Problem description ▸ Reproduce the listing that follows character for character, excluding its pictures.

****

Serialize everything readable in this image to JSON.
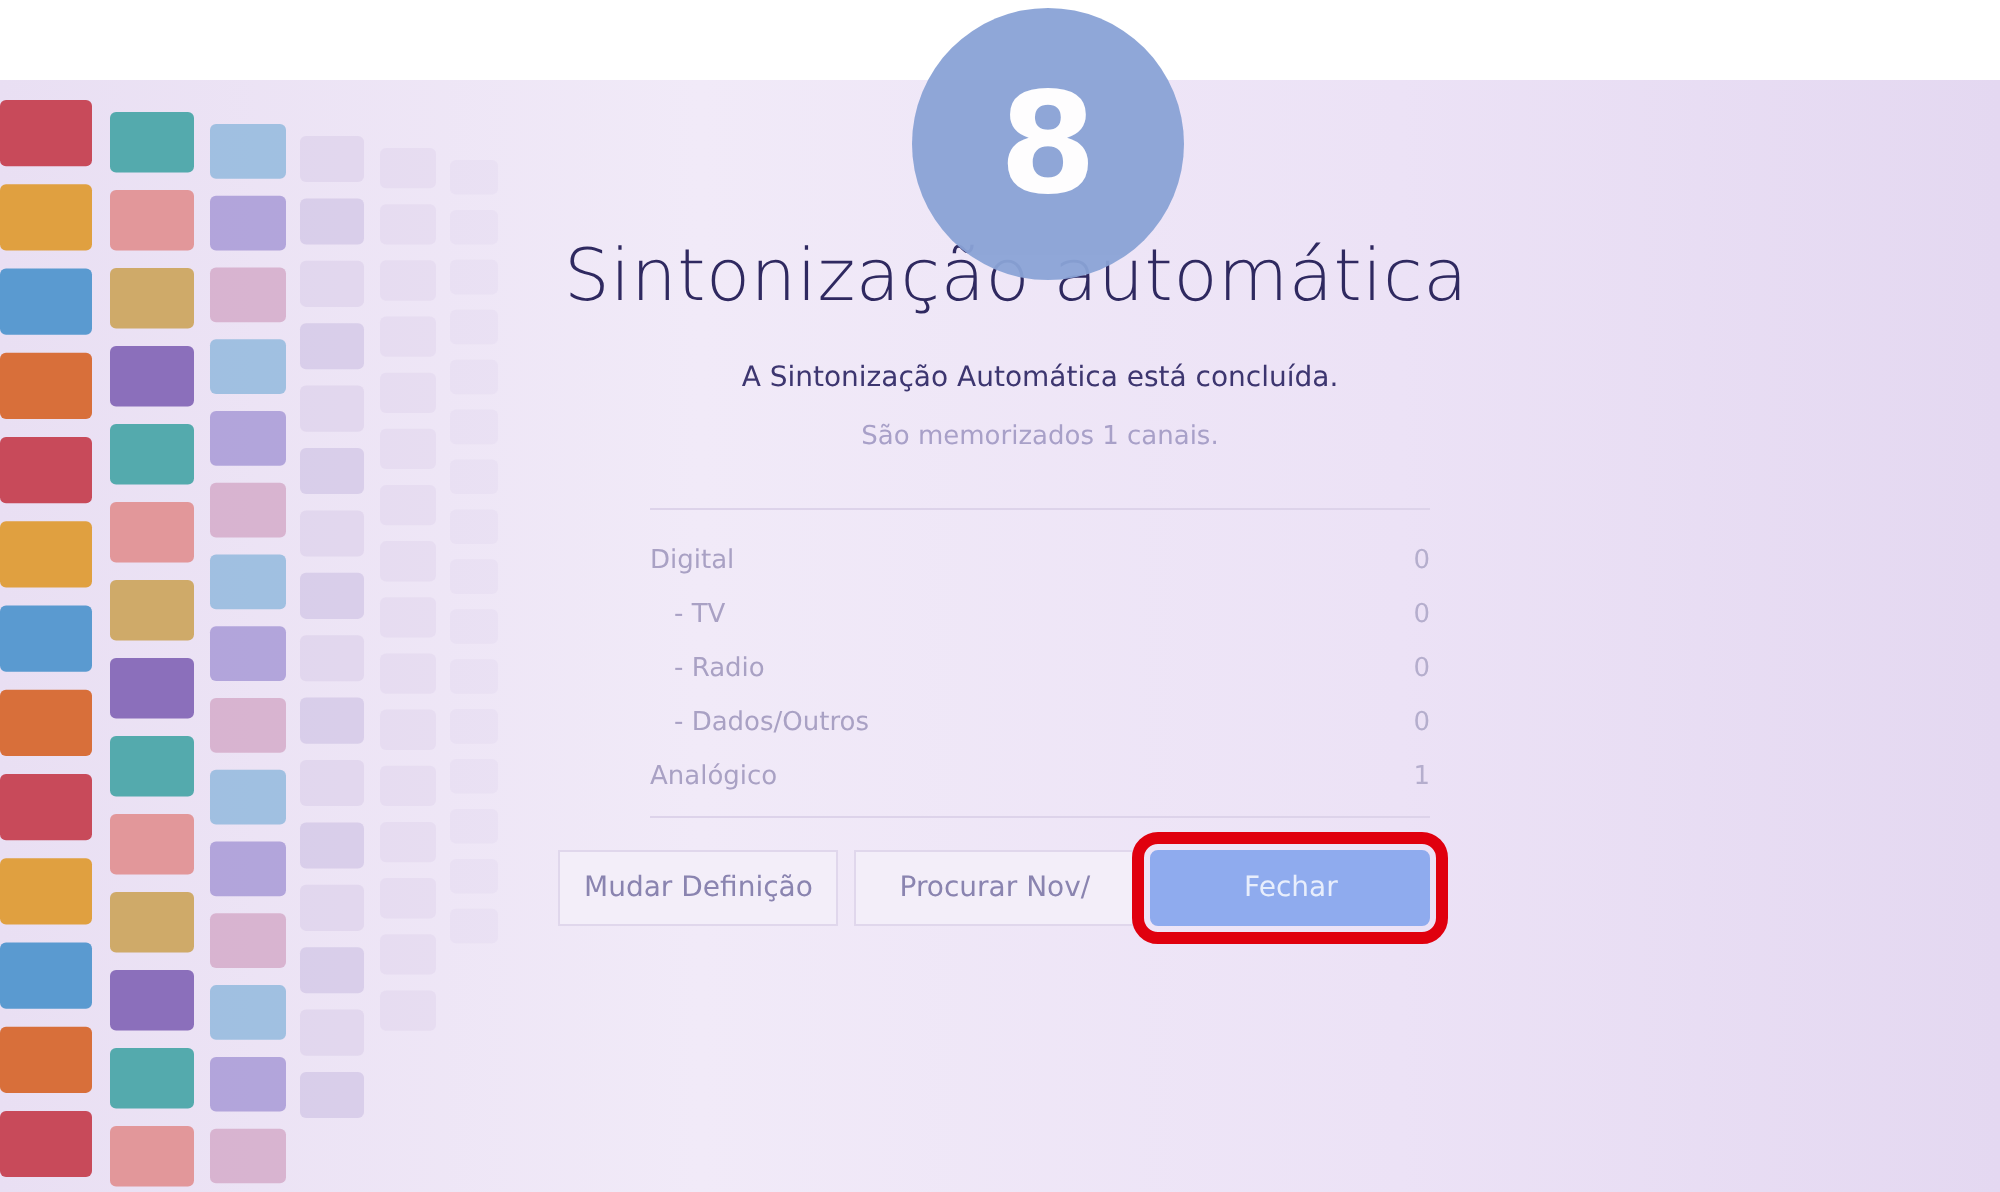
{
  "step_badge": "8",
  "title": "Sintonização automática",
  "message": "A Sintonização Automática está concluída.",
  "summary": "São memorizados 1  canais.",
  "results": [
    {
      "label": "Digital",
      "value": "0",
      "children": [
        {
          "label": "- TV",
          "value": "0"
        },
        {
          "label": "- Radio",
          "value": "0"
        },
        {
          "label": "- Dados/Outros",
          "value": "0"
        }
      ]
    },
    {
      "label": "Analógico",
      "value": "1"
    }
  ],
  "buttons": [
    {
      "label": "Mudar Definição",
      "selected": false,
      "highlighted": false
    },
    {
      "label": "Procurar Nov/",
      "selected": false,
      "highlighted": false
    },
    {
      "label": "Fechar",
      "selected": true,
      "highlighted": true
    }
  ]
}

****

Problem solution ▸
Serialize everything readable in this image to JSON.
{
  "step_badge": "8",
  "title": "Sintonização automática",
  "message": "A Sintonização Automática está concluída.",
  "summary": "São memorizados 1  canais.",
  "results": [
    {
      "label": "Digital",
      "value": "0",
      "children": [
        {
          "label": "- TV",
          "value": "0"
        },
        {
          "label": "- Radio",
          "value": "0"
        },
        {
          "label": "- Dados/Outros",
          "value": "0"
        }
      ]
    },
    {
      "label": "Analógico",
      "value": "1"
    }
  ],
  "buttons": [
    {
      "label": "Mudar Definição",
      "selected": false,
      "highlighted": false
    },
    {
      "label": "Procurar Nov/",
      "selected": false,
      "highlighted": false
    },
    {
      "label": "Fechar",
      "selected": true,
      "highlighted": true
    }
  ]
}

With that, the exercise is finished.